Every record should be restated exactly, with no images included.
(Data Opens)
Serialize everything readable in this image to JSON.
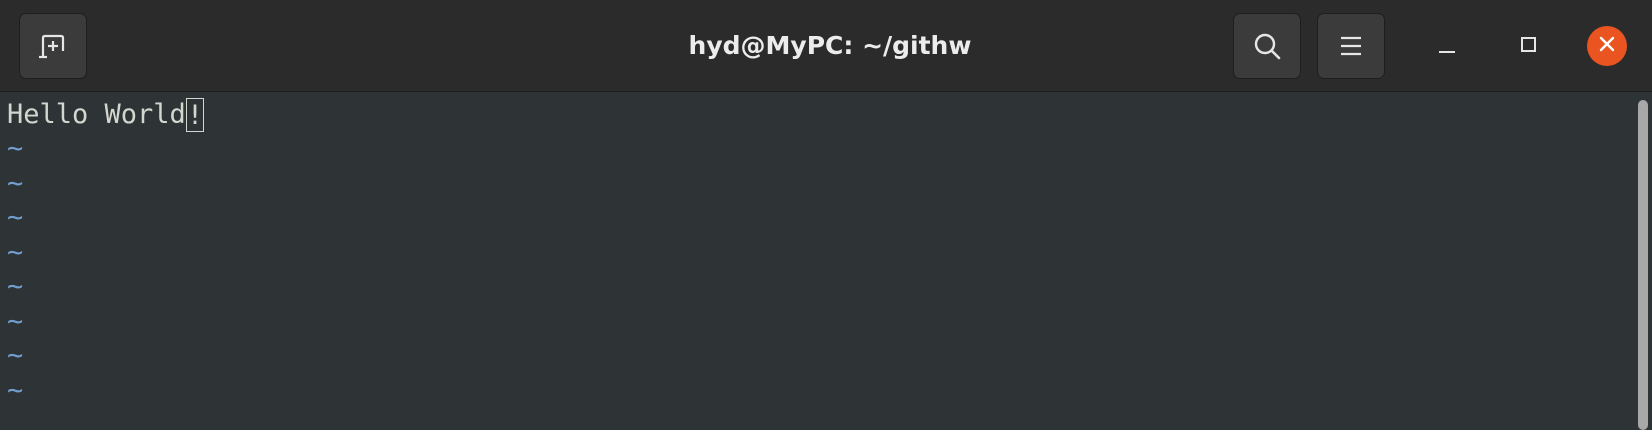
{
  "window": {
    "title": "hyd@MyPC: ~/githw"
  },
  "headerbar": {
    "new_tab_icon": "new-tab-icon",
    "search_icon": "search-icon",
    "menu_icon": "hamburger-menu-icon",
    "minimize_icon": "minimize-icon",
    "maximize_icon": "maximize-icon",
    "close_icon": "close-icon",
    "close_color": "#e95420"
  },
  "terminal": {
    "text_before_cursor": "Hello World",
    "cursor_char": "!",
    "tilde": "~",
    "empty_line_count": 8,
    "foreground": "#d3d7cf",
    "background": "#2e3436",
    "tilde_color": "#729fcf"
  }
}
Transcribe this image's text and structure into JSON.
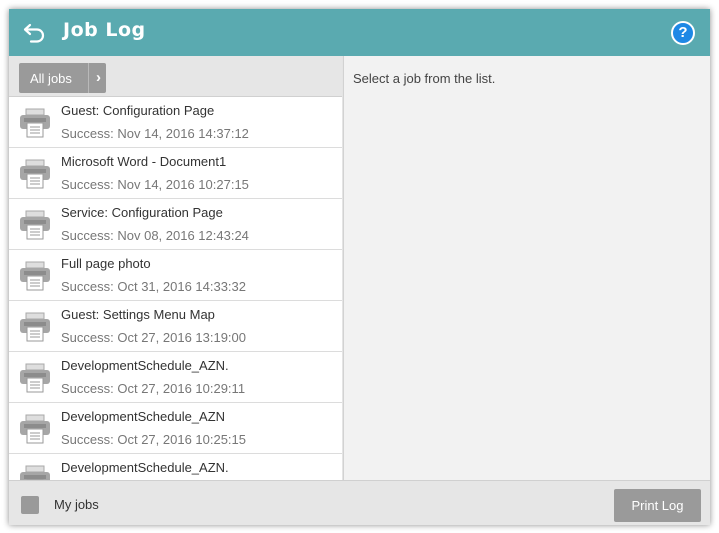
{
  "header": {
    "title": "Job Log",
    "help_symbol": "?",
    "bar_color": "#5aaab0"
  },
  "filter": {
    "all_jobs_label": "All jobs",
    "chevron": "›"
  },
  "jobs": [
    {
      "name": "Guest: Configuration Page",
      "status": "Success: Nov 14, 2016 14:37:12",
      "icon": "printer-icon"
    },
    {
      "name": "Microsoft Word - Document1",
      "status": "Success: Nov 14, 2016 10:27:15",
      "icon": "printer-icon"
    },
    {
      "name": "Service: Configuration Page",
      "status": "Success: Nov 08, 2016 12:43:24",
      "icon": "printer-icon"
    },
    {
      "name": "Full page photo",
      "status": "Success: Oct 31, 2016 14:33:32",
      "icon": "printer-icon"
    },
    {
      "name": "Guest: Settings Menu Map",
      "status": "Success: Oct 27, 2016 13:19:00",
      "icon": "printer-icon"
    },
    {
      "name": "DevelopmentSchedule_AZN.",
      "status": "Success: Oct 27, 2016 10:29:11",
      "icon": "printer-icon"
    },
    {
      "name": "DevelopmentSchedule_AZN",
      "status": "Success: Oct 27, 2016 10:25:15",
      "icon": "printer-icon"
    },
    {
      "name": "DevelopmentSchedule_AZN.",
      "status": "",
      "icon": "printer-icon"
    }
  ],
  "detail": {
    "hint": "Select a job from the list."
  },
  "footer": {
    "my_jobs_label": "My jobs",
    "my_jobs_checked": false,
    "print_log_label": "Print Log"
  }
}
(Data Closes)
__Answer to this task__.
Serialize everything readable in this image to JSON.
{
  "window": {
    "title": "hyd@MyPC: ~/githw"
  },
  "headerbar": {
    "new_tab_icon": "new-tab-icon",
    "search_icon": "search-icon",
    "menu_icon": "hamburger-menu-icon",
    "minimize_icon": "minimize-icon",
    "maximize_icon": "maximize-icon",
    "close_icon": "close-icon",
    "close_color": "#e95420"
  },
  "terminal": {
    "text_before_cursor": "Hello World",
    "cursor_char": "!",
    "tilde": "~",
    "empty_line_count": 8,
    "foreground": "#d3d7cf",
    "background": "#2e3436",
    "tilde_color": "#729fcf"
  }
}
Transcribe this image's text and structure into JSON.
{
  "header": {
    "title": "Job Log",
    "help_symbol": "?",
    "bar_color": "#5aaab0"
  },
  "filter": {
    "all_jobs_label": "All jobs",
    "chevron": "›"
  },
  "jobs": [
    {
      "name": "Guest: Configuration Page",
      "status": "Success: Nov 14, 2016 14:37:12",
      "icon": "printer-icon"
    },
    {
      "name": "Microsoft Word - Document1",
      "status": "Success: Nov 14, 2016 10:27:15",
      "icon": "printer-icon"
    },
    {
      "name": "Service: Configuration Page",
      "status": "Success: Nov 08, 2016 12:43:24",
      "icon": "printer-icon"
    },
    {
      "name": "Full page photo",
      "status": "Success: Oct 31, 2016 14:33:32",
      "icon": "printer-icon"
    },
    {
      "name": "Guest: Settings Menu Map",
      "status": "Success: Oct 27, 2016 13:19:00",
      "icon": "printer-icon"
    },
    {
      "name": "DevelopmentSchedule_AZN.",
      "status": "Success: Oct 27, 2016 10:29:11",
      "icon": "printer-icon"
    },
    {
      "name": "DevelopmentSchedule_AZN",
      "status": "Success: Oct 27, 2016 10:25:15",
      "icon": "printer-icon"
    },
    {
      "name": "DevelopmentSchedule_AZN.",
      "status": "",
      "icon": "printer-icon"
    }
  ],
  "detail": {
    "hint": "Select a job from the list."
  },
  "footer": {
    "my_jobs_label": "My jobs",
    "my_jobs_checked": false,
    "print_log_label": "Print Log"
  }
}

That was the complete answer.